A couple weeks ago now, the staff of RPG Geek announced the site’s passage into open beta. RPG Geek seems to be a cousin, if not outright sibling, of the megasite Boardgamegeek.com. If Boardgamegeek.com’s format and content is anything to go by, there will be a steadily torrent of pictures, component scans, play aids and feisty discussion about every aspect of roleplaying games and ways to play them.

People interested in participating in the open beta should visit the site’s Google group. Once accepted there, you get access to the beta site. It looks pretty much just like the original Boardgamegeek, except a lot of the front page content is related to roleplaying games. Right now they’re expanding the database of titles and people, uploading cover scans and sorting out the bugs cropping

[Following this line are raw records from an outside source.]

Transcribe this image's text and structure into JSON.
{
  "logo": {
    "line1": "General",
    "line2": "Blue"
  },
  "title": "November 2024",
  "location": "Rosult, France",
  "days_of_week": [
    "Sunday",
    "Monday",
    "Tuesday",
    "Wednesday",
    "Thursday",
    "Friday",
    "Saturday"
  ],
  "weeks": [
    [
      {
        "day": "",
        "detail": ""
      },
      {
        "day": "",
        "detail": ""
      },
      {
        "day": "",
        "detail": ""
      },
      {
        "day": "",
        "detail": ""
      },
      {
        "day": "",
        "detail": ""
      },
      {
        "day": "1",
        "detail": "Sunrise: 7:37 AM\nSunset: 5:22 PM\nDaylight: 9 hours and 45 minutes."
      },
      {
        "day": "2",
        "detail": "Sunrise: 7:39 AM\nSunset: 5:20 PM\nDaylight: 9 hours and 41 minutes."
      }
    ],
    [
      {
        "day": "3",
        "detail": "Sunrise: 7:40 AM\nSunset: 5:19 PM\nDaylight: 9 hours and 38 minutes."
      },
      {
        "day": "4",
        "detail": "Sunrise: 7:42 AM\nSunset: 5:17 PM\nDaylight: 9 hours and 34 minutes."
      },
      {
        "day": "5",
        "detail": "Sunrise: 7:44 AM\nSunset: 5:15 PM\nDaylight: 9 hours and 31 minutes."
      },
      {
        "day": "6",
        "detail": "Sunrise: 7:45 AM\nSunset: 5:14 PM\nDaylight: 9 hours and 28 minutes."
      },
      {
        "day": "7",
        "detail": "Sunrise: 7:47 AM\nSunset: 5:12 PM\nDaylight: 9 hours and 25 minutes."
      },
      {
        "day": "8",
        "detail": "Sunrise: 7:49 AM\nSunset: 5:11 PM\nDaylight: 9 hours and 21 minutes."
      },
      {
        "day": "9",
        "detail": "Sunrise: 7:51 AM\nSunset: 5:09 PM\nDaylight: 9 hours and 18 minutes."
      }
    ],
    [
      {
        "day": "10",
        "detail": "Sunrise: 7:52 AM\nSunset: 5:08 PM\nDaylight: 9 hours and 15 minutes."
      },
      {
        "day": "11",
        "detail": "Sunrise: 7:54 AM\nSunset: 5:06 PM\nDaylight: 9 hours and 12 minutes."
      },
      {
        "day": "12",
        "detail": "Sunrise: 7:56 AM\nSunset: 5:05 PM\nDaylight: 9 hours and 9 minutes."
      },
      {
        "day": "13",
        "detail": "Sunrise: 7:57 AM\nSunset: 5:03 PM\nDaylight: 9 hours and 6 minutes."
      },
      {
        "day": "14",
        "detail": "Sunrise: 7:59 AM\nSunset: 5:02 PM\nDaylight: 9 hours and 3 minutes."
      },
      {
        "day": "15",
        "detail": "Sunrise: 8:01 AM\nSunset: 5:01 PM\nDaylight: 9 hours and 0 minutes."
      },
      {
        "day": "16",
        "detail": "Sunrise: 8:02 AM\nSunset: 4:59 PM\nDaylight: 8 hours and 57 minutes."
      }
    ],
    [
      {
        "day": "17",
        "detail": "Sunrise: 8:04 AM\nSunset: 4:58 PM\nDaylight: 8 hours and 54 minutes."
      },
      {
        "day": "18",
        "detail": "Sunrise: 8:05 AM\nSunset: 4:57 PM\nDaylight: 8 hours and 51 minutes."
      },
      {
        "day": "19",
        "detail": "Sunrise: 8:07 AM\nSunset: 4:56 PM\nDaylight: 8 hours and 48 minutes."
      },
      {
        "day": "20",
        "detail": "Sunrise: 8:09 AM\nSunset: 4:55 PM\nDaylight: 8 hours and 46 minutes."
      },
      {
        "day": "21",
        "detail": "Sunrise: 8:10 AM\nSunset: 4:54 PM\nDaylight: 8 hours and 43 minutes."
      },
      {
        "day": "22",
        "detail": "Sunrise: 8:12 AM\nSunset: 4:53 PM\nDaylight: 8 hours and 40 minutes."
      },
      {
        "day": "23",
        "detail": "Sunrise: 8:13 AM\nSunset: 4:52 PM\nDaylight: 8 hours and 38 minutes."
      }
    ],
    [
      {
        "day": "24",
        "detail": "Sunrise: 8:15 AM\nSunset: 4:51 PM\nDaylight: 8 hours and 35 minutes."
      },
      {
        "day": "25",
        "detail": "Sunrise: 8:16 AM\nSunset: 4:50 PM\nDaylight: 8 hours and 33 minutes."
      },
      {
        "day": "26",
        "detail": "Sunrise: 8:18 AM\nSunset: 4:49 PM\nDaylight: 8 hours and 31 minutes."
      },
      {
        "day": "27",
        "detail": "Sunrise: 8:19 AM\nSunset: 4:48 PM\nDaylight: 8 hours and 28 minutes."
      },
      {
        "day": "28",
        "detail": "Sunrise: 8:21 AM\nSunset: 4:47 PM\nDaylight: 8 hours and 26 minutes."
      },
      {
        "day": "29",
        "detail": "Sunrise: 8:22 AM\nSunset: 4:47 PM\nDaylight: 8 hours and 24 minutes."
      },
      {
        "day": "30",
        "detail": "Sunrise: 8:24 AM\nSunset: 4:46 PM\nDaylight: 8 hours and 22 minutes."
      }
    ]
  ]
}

What this means for RPG.net’s Game Index, which fulfills a function very similar to Boardgamegeek in the RPG arena, remains to be seen. The Boardgamegeek brand has a lot of internet cred among its adherents. (It also has a fair bit of anti-cred in other online communities, I’ve learned in the last couple days.) A portion of the future user base for RPG Geek will certainly make the jump from Boardgamegeek, but by no means all. So a significant portion of RPG Geek’s community will have to come from other sites like RPG.net, ENWorldTheRPGSite.com, Story Games and The Forge, most likely.

[Thanks to The Escapist for the tip-off.]